The man was quite agitated, she said, and she was afraid that if he took a shot at her dog, he might also hit her. “This is a multiple-use mountain, and you can’t threaten people with guns, especially if I’m obeying the law,” Dyer said. She is asking that the still-unidentified rider be reprimanded.
As the rider continued to yell, she got more nervous, Fitzgerald said. “All the way down [to the parking lot] I was looking behind us,” she said.
“We were kind of a wreck,” she said. “I don’t think we should be scared stiff every time we go hiking.”
On their way down the ski area road, the women stopped at Hyde Memorial State Park to report the incident to a ranger, who also referred her to a district law enforcement official.
U.S. Forest Service spokesman Laurence Lujan confirmed that Dyer had reported the encounter. “We are looking into it,” he said. The case has since been turned over to New Mexico State Police.
In such encounters, he noted, “animals are spooked and startled, and they react and the owners react.”
Ray Contreras, a permit-holder who runs cattle in the Santa Fe National Forest, said he hasn’t had any confrontations with hikers or bikers this year. But when he does encounter trail users with loose dogs, “We talk to people. … If [dogs] attack a calf, we’re going to shoot,” he said.
A Santa Fe man who didn’t want to be named said people in his family have ridden the trails east of Santa Fe for eight generations. He said he frequently meets up with unleashed dogs, and “sometimes they are a little aggressive with me and my horse.” His strategy, he said, is, “I try to keep on going. I hate to get into a confrontation [because] people are real [law]suit happy. I try to keep my temper.”

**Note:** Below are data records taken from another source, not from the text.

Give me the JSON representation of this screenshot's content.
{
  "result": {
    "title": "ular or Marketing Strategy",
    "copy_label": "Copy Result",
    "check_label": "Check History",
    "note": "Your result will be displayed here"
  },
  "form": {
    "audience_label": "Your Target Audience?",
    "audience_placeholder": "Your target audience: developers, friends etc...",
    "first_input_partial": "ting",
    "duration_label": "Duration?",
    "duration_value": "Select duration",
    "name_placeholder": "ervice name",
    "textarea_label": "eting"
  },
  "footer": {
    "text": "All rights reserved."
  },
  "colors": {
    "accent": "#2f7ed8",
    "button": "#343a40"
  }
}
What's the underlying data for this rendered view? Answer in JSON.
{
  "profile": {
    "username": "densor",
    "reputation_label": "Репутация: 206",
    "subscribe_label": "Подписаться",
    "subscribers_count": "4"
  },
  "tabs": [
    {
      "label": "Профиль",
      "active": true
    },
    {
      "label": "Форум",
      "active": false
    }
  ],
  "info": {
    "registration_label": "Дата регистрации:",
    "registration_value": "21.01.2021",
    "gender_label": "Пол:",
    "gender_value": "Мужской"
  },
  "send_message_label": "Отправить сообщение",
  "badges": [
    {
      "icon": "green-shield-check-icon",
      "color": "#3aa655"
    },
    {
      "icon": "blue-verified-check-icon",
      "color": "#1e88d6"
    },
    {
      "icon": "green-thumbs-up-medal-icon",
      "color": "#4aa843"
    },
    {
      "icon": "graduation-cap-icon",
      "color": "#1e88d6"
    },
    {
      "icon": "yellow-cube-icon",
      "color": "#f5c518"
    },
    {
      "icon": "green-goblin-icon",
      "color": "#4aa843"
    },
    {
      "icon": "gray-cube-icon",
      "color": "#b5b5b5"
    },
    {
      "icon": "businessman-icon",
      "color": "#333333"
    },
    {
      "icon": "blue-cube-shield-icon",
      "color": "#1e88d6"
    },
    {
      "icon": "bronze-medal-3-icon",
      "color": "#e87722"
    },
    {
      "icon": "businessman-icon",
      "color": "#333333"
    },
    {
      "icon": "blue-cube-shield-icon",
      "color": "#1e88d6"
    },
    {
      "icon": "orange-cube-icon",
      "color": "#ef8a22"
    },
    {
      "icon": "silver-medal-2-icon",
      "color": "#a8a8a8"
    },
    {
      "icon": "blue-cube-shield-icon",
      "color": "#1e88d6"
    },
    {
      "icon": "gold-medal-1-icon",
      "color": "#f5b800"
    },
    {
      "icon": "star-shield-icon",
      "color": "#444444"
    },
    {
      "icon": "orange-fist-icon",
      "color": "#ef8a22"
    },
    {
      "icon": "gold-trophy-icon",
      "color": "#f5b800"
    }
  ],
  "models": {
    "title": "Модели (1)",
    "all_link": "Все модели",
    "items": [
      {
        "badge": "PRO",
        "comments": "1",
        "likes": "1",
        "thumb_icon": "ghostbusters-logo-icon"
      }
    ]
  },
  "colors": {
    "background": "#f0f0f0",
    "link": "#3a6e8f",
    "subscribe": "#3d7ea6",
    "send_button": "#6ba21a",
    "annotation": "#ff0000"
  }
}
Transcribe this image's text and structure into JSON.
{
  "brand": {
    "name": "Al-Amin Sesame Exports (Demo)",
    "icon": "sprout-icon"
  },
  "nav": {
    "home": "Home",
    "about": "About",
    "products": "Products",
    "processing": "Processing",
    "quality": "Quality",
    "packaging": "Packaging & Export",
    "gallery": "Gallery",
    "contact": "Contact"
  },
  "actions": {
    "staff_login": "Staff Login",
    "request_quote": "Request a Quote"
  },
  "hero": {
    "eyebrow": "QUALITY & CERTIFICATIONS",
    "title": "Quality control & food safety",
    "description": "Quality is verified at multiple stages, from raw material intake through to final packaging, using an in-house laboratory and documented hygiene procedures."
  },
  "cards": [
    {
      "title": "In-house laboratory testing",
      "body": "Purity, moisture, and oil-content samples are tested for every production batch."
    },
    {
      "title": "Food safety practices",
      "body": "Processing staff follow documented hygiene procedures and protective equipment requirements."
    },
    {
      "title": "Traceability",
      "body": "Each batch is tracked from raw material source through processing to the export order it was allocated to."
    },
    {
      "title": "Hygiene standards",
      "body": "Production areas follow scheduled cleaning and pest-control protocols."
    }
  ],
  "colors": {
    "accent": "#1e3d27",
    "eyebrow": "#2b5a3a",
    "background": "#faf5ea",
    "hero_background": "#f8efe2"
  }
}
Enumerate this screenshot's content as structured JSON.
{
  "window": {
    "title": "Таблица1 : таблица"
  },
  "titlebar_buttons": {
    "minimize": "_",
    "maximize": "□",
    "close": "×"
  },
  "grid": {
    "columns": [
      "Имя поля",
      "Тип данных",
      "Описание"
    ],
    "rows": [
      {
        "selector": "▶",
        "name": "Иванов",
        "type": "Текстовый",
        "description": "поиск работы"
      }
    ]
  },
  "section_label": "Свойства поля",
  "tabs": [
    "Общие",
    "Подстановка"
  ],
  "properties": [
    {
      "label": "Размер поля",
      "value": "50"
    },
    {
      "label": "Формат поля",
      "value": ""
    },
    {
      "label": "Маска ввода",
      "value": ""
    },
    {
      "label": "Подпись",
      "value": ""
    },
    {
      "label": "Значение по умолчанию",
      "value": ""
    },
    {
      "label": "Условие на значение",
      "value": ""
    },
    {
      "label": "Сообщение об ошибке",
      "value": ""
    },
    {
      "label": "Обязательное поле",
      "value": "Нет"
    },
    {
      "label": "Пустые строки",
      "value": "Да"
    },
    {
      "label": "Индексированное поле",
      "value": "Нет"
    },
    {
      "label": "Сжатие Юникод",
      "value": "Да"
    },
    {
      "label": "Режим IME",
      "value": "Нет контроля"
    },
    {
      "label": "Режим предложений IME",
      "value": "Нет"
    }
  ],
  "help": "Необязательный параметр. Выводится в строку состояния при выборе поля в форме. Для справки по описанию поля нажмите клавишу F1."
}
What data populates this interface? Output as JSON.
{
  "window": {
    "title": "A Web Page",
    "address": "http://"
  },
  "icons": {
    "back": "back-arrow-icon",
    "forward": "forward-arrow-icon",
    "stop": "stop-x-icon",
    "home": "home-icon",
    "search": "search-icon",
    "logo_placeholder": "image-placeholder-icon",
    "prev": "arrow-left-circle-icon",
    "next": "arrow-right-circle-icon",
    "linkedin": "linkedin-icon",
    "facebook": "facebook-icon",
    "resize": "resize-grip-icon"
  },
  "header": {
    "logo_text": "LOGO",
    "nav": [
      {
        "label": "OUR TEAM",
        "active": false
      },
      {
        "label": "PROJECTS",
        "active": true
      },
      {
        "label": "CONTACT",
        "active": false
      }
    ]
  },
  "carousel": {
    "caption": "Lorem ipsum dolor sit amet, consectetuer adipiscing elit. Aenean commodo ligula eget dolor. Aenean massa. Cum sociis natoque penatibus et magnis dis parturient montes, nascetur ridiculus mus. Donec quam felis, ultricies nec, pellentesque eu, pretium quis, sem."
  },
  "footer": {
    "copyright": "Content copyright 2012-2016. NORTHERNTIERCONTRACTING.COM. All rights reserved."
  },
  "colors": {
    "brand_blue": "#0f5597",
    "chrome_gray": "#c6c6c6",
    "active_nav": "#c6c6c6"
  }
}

But, he said, “Sometimes they’ll smell a horse from a ways and come out running,” and on occasion, “I’ll chase the dog back. You can only take so much. I’d hate for my horse to get bitten.”
A few years ago, forester ranch management consultant Henry Carey and his wife were thrown off their horses during a run-in with dogs on the lower Winsor Trail. Carey was bitten by one of the dogs, and his wife was knocked unconscious.
Carey, who doesn’t ride any more, said in heavy recreation areas in the Pecos Wilderness, the grazing has been curtailed, but, he said, “I expect to see cows in the wilderness.”
When horses and dogs meet up, he said, “It’s a tricky issue.”
In fact, the first section of the Winsor Trail from the ski area parking lot to the gate at the top of the ridge is so heavily used that he thinks it might be a good idea to require dogs to be leashed.
Spokesman Lujan said the Santa Fe National Forest is aware of user conflicts on multiuse trails such as the Winsor Trail, and “we continue to gather information. We want to hear about the problems so we can explore options.”
Meanwhile, he said, users should be considerate of others, make their presence known, comply with posted signs — and if they’re wearing headphones, be aware that it’s difficult to hear what is going on around them.
Contact Anne Constable at 986-3022 or email@example.com.